Thomas V. Pollet is supported by NWO (Veni, 451.10.032). We thank Guillaume Rousselet and the reviewers for helpful comments, which substantially improved the paper.
Faul, F., Erdfelder, E., Lang, A. G., and Buchner, A. (2007). G* Power 3: a flexible statistical power analysis program for the social, behavioral, and biomedical sciences. Behav. Res. Methods 39, 175–191. doi: 10.3758/BF03193146
Pollet, T. V., Stulp, G., and Groothuis, T. G. G. (in press). Born to win. Testing the fighting hypothesis in realistic fights: left-handedness in the Ultimate Fighting Championship. Anim. Behav. doi: 10.1016/j.anbehav.2013.07.026
Rouder, J. N. (n.d.). Bayes Factor for a Binomially Distributed Observation (website). Available online at: pcl.missouri.edu/bf-binomial (Accessed July 24, 2013).
Seife, C. (n.d.). Red Does not Enhance Human Performance in the Olympics (website). Available online at: http://www.users.cloud9.net/~cgseife/SeifeOlympicsManuscript12February.pdf (Accessed July 24, 2013).
Keywords: red, human performance, contests, ultimate fighting championship, color
Citation: Pollet TV and Peperkoorn LS (2013) Fading red?
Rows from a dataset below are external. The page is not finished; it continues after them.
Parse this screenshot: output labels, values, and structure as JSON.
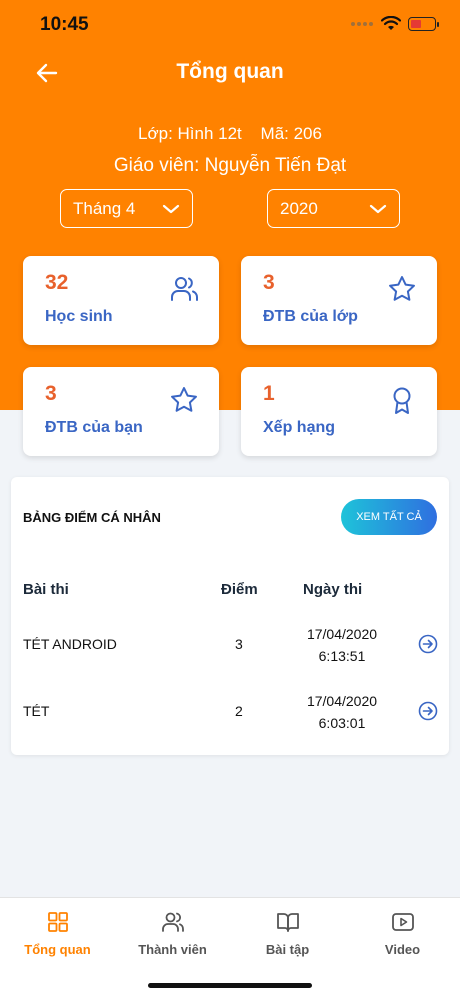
{
  "status": {
    "time": "10:45"
  },
  "header": {
    "title": "Tổng quan"
  },
  "class_info": {
    "class_label": "Lớp: Hình 12t",
    "code_label": "Mã: 206",
    "teacher_label": "Giáo viên: Nguyễn Tiến Đạt"
  },
  "filters": {
    "month": "Tháng 4",
    "year": "2020"
  },
  "stats": [
    {
      "value": "32",
      "label": "Học sinh",
      "icon": "users-icon"
    },
    {
      "value": "3",
      "label": "ĐTB của lớp",
      "icon": "star-icon"
    },
    {
      "value": "3",
      "label": "ĐTB của bạn",
      "icon": "star-icon"
    },
    {
      "value": "1",
      "label": "Xếp hạng",
      "icon": "award-icon"
    }
  ],
  "scoreboard": {
    "title": "BẢNG ĐIỂM CÁ NHÂN",
    "see_all": "XEM TẤT CẢ",
    "columns": {
      "exam": "Bài thi",
      "score": "Điểm",
      "date": "Ngày thi"
    },
    "rows": [
      {
        "exam": "TÉT ANDROID",
        "score": "3",
        "date": "17/04/2020",
        "time": "6:13:51"
      },
      {
        "exam": "TÉT",
        "score": "2",
        "date": "17/04/2020",
        "time": "6:03:01"
      }
    ]
  },
  "tabs": [
    {
      "label": "Tổng quan",
      "icon": "grid-icon",
      "active": true
    },
    {
      "label": "Thành viên",
      "icon": "users-icon",
      "active": false
    },
    {
      "label": "Bài tập",
      "icon": "book-icon",
      "active": false
    },
    {
      "label": "Video",
      "icon": "video-icon",
      "active": false
    }
  ],
  "colors": {
    "primary": "#ff8200",
    "stat_value": "#e8612c",
    "stat_label": "#3a66c4",
    "tab_active": "#ff8200"
  }
}
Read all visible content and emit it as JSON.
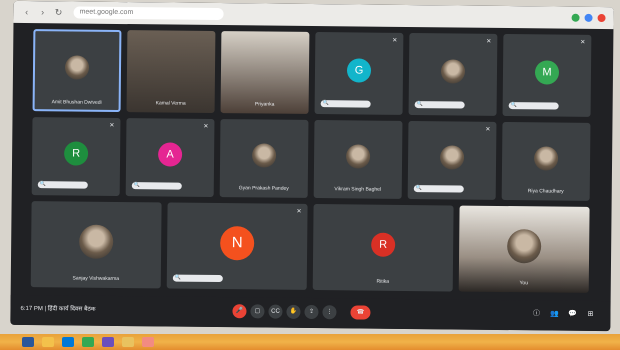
{
  "browser": {
    "url": "meet.google.com"
  },
  "participants": [
    {
      "name": "Amit Bhushan Dwivedi",
      "avatar": "",
      "type": "photo",
      "selected": true
    },
    {
      "name": "Kamal Verma",
      "avatar": "",
      "type": "camera"
    },
    {
      "name": "Priyanka",
      "avatar": "",
      "type": "camera"
    },
    {
      "name": "",
      "avatar": "G",
      "type": "letter",
      "color": "#12b5cb"
    },
    {
      "name": "",
      "avatar": "",
      "type": "photo"
    },
    {
      "name": "",
      "avatar": "M",
      "type": "letter",
      "color": "#34a853"
    },
    {
      "name": "",
      "avatar": "R",
      "type": "letter",
      "color": "#1e8e3e"
    },
    {
      "name": "",
      "avatar": "A",
      "type": "letter",
      "color": "#e52592"
    },
    {
      "name": "Gyan Prakash Pandey",
      "avatar": "",
      "type": "photo"
    },
    {
      "name": "Vikram Singh Baghel",
      "avatar": "",
      "type": "photo"
    },
    {
      "name": "",
      "avatar": "",
      "type": "photo"
    },
    {
      "name": "Riya Chaudhary",
      "avatar": "",
      "type": "photo"
    },
    {
      "name": "Sanjay Vishwakarma",
      "avatar": "",
      "type": "photo"
    },
    {
      "name": "",
      "avatar": "N",
      "type": "letter",
      "color": "#f4511e"
    },
    {
      "name": "Ritika",
      "avatar": "R",
      "type": "letter",
      "color": "#d93025"
    },
    {
      "name": "You",
      "avatar": "",
      "type": "camera"
    }
  ],
  "bottom": {
    "time": "6:17 PM",
    "meeting_title": "हिंदी कार्य दिवस बैठक"
  },
  "taskbar": {
    "icons": [
      "windows",
      "file-explorer",
      "store",
      "chrome",
      "media",
      "folder",
      "photos"
    ]
  },
  "colors": {
    "bg": "#202124",
    "tile": "#3c4043",
    "accent": "#8ab4f8",
    "red": "#ea4335"
  }
}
No evidence that color of trunks influences outcomes in the ultimate fighting championship (UFC). Front. Psychol. 4:643. doi: 10.3389/fpsyg.2013.00643
Received: 16 July 2013; Accepted: 29 August 2013;
Published online: 19 September 2013.
Edited by:Guillaume A. Rousselet, University of Glasgow, UK
Reviewed by:Eric-Jan Wagenmakers, University of Amsterdam, Netherlands
Martin Lages, University of Glasgow, UK
Copyright © 2013 Pollet and Peperkoorn. This is an open-access article distributed under the terms of the Creative Commons Attribution License (CC BY). The use, distribution or reproduction in other forums is permitted, provided the original author(s) or licensor are credited and that the original publication in this journal is cited, in accordance with accepted academic practice. No use, distribution or reproduction is permitted which does not comply with these terms.